Many years ago, from some long forgotten source, I read that the goddess Hecate's sacred festival was celebrated on January 31. Although I have never been able to find the source or corroborate this information (Stewart and Janet Farrar's classic “The Witches' Goddess” mentions August 13 for her annual festival as well as the night of the Full moon), I have celebrated this feast every year, in preparation for Imbolc and as an entry into the coldest (but not darkest) part of the Winter.

My experience of Hecate is as a seasonal Goddess. I sense her presence in October, as the frost bitten garden finally dies back, as the light deepens into honey and amber, in the first tantalizing days of Hallowstide, the first days of the thinning Veil. She is present in the Descent, and in the Underworld, and in the solemn, silent movements of our beloved dead. She is present in the rapidly darkening year, and she helps to midwife in the promise of the sacred Child, reborn as the Sun at the Winter Solstice.

She is also there as we sift out the events of the past year and divine out clues for the next one.

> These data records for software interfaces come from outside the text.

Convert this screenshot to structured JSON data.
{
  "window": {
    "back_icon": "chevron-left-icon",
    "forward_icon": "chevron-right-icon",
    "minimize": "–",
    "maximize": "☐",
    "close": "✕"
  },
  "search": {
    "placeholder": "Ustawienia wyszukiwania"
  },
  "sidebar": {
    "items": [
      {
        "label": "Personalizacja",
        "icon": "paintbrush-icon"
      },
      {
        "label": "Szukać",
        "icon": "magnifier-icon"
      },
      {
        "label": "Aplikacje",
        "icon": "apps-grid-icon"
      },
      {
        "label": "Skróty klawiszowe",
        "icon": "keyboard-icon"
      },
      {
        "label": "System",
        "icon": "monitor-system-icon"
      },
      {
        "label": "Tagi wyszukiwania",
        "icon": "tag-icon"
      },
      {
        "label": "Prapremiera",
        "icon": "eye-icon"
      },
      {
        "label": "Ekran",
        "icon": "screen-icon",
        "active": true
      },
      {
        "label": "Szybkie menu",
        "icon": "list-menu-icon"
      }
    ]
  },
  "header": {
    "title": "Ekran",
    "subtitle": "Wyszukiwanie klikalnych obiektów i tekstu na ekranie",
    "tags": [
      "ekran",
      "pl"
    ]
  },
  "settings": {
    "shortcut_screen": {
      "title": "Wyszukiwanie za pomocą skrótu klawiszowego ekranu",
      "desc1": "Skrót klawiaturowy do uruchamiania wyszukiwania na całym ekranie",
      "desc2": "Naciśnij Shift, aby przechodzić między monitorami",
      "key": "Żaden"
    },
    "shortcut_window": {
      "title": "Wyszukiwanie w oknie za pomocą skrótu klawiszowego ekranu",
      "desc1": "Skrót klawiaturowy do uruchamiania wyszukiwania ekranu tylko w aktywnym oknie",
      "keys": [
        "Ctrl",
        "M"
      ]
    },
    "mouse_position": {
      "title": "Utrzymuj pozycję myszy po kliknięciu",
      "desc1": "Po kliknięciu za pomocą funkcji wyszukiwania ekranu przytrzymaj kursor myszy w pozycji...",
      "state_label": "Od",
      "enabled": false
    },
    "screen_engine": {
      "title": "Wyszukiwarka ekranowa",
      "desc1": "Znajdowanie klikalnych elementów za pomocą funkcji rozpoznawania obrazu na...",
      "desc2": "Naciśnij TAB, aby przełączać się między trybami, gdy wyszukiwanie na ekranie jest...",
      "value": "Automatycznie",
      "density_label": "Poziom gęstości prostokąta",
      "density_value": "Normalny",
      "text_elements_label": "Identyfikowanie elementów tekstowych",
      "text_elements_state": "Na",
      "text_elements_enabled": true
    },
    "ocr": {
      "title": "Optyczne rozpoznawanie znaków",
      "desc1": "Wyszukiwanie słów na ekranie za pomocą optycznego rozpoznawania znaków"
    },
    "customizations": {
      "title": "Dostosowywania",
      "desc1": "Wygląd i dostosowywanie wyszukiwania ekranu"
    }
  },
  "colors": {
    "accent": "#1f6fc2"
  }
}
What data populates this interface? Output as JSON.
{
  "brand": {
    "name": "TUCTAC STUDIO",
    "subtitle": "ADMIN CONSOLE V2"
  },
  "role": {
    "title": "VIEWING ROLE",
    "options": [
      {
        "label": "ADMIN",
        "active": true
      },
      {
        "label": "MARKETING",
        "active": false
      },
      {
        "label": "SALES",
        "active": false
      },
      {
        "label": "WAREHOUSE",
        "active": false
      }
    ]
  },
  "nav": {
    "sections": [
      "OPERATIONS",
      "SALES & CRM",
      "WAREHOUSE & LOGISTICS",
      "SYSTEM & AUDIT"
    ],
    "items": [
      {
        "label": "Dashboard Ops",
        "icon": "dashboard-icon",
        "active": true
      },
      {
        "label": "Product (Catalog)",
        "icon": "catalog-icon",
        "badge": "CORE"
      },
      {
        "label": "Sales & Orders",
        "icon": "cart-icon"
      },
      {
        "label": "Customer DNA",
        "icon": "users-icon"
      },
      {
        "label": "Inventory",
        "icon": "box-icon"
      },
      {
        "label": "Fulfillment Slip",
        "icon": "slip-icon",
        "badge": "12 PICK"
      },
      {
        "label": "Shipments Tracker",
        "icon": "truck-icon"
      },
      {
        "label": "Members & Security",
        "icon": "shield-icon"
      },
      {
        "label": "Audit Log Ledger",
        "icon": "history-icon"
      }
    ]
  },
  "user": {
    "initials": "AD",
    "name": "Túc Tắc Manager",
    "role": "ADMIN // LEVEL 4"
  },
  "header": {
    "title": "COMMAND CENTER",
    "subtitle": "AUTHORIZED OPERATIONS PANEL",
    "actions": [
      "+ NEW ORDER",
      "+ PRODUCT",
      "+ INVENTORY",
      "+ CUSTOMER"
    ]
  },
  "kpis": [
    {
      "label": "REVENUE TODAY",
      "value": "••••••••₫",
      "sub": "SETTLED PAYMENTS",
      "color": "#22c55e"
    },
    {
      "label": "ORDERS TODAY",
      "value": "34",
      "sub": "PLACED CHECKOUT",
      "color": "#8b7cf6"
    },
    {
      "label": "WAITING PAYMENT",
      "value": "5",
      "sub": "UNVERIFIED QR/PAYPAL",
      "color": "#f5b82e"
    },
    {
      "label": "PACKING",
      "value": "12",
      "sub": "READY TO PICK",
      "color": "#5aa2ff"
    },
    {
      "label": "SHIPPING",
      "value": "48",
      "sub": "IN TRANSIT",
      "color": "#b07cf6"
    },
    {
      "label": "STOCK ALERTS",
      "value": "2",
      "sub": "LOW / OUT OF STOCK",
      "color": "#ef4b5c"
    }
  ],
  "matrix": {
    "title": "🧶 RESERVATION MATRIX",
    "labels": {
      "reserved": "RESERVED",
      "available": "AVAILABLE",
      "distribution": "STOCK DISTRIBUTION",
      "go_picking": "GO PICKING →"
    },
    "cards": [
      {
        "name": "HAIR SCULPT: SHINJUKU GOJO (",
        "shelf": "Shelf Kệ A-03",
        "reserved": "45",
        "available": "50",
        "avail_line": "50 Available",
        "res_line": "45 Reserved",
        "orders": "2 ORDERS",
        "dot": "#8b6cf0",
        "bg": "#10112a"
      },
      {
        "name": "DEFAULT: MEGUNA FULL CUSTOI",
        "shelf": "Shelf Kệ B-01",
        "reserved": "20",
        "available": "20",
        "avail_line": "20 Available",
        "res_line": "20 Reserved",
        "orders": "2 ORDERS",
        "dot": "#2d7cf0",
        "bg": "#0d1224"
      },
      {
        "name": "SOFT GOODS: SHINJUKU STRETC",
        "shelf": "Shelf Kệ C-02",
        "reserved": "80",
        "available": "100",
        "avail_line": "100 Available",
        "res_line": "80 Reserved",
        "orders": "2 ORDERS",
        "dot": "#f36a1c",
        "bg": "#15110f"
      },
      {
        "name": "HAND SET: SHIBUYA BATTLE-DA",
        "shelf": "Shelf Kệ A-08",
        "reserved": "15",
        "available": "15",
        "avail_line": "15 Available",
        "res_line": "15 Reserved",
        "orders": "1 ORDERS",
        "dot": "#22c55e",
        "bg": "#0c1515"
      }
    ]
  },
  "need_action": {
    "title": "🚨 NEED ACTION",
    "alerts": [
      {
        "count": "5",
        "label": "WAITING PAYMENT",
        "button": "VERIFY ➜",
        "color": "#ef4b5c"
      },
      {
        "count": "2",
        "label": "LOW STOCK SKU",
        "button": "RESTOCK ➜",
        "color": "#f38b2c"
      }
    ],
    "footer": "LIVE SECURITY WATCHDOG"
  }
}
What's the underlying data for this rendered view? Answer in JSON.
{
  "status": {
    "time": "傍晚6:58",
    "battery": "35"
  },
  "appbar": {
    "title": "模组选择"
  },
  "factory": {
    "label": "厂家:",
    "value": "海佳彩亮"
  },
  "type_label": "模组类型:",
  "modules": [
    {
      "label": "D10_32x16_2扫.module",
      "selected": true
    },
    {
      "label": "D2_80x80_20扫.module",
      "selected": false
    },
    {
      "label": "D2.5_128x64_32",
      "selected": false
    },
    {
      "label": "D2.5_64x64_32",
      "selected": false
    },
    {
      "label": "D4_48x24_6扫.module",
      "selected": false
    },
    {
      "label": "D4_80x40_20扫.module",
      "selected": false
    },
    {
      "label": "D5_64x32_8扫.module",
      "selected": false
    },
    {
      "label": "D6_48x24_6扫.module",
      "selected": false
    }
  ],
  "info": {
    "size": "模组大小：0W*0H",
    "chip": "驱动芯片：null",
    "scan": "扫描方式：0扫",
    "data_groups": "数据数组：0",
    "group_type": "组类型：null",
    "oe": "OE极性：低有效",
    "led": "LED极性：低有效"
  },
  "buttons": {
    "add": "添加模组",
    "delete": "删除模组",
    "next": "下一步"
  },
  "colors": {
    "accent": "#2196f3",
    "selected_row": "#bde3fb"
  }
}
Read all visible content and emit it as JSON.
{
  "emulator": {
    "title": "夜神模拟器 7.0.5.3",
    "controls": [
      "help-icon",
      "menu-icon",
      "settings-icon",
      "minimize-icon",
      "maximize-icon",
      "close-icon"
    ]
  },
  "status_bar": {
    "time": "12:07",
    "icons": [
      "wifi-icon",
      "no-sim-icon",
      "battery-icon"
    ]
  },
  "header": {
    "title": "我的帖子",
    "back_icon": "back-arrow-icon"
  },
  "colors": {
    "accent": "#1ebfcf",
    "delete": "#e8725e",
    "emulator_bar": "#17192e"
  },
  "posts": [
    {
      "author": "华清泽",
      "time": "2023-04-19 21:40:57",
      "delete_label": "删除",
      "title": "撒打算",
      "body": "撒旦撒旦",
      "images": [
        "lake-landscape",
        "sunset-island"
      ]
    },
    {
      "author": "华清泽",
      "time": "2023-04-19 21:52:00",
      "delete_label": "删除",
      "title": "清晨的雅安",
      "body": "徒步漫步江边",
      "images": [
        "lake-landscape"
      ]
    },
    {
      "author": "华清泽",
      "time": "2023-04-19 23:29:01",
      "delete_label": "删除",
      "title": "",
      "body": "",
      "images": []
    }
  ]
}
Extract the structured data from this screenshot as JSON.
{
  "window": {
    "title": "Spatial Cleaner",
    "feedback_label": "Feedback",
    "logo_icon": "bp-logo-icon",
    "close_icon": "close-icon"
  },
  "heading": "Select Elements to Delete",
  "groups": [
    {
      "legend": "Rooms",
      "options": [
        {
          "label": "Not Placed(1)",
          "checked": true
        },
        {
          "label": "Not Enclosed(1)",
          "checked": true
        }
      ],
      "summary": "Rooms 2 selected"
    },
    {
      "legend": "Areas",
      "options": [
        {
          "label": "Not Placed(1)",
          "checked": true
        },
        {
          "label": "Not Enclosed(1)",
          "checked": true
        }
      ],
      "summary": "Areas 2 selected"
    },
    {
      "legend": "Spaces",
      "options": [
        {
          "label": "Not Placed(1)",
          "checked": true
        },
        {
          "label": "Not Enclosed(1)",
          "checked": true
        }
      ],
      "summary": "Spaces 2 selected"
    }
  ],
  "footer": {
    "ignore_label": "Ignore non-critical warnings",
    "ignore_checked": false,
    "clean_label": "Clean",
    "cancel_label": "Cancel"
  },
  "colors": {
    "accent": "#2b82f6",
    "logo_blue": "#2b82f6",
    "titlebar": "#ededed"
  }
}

In the cold and dark of the Wolf Moon, we find ourselves still in the dark and the still and the quiet. Sometimes the lure of what's going on outside my nest is tempting, but in general, long Winter nights are tailor-made for reflection, meditation, for sinking into ourselves and finding answers in the stillness. Hecate is present with all of this self-inquiry. For many traditions, February 2, Imbolc, is the time of dedication, of making magickal commitment and setting forth on the year's work. It is also a tie when we can start to see signs of change: the Sun is brighter and lingers with us later in the day, the snow recedes a little bit. There are so many hints about the work of the year and so many hints about the impending Spring, On Hecate's feast, I pour libations of ale and barley, and sing her Hymn, and feel the power of the dark and cold, and find the light that will lead me into the brighter part of the year.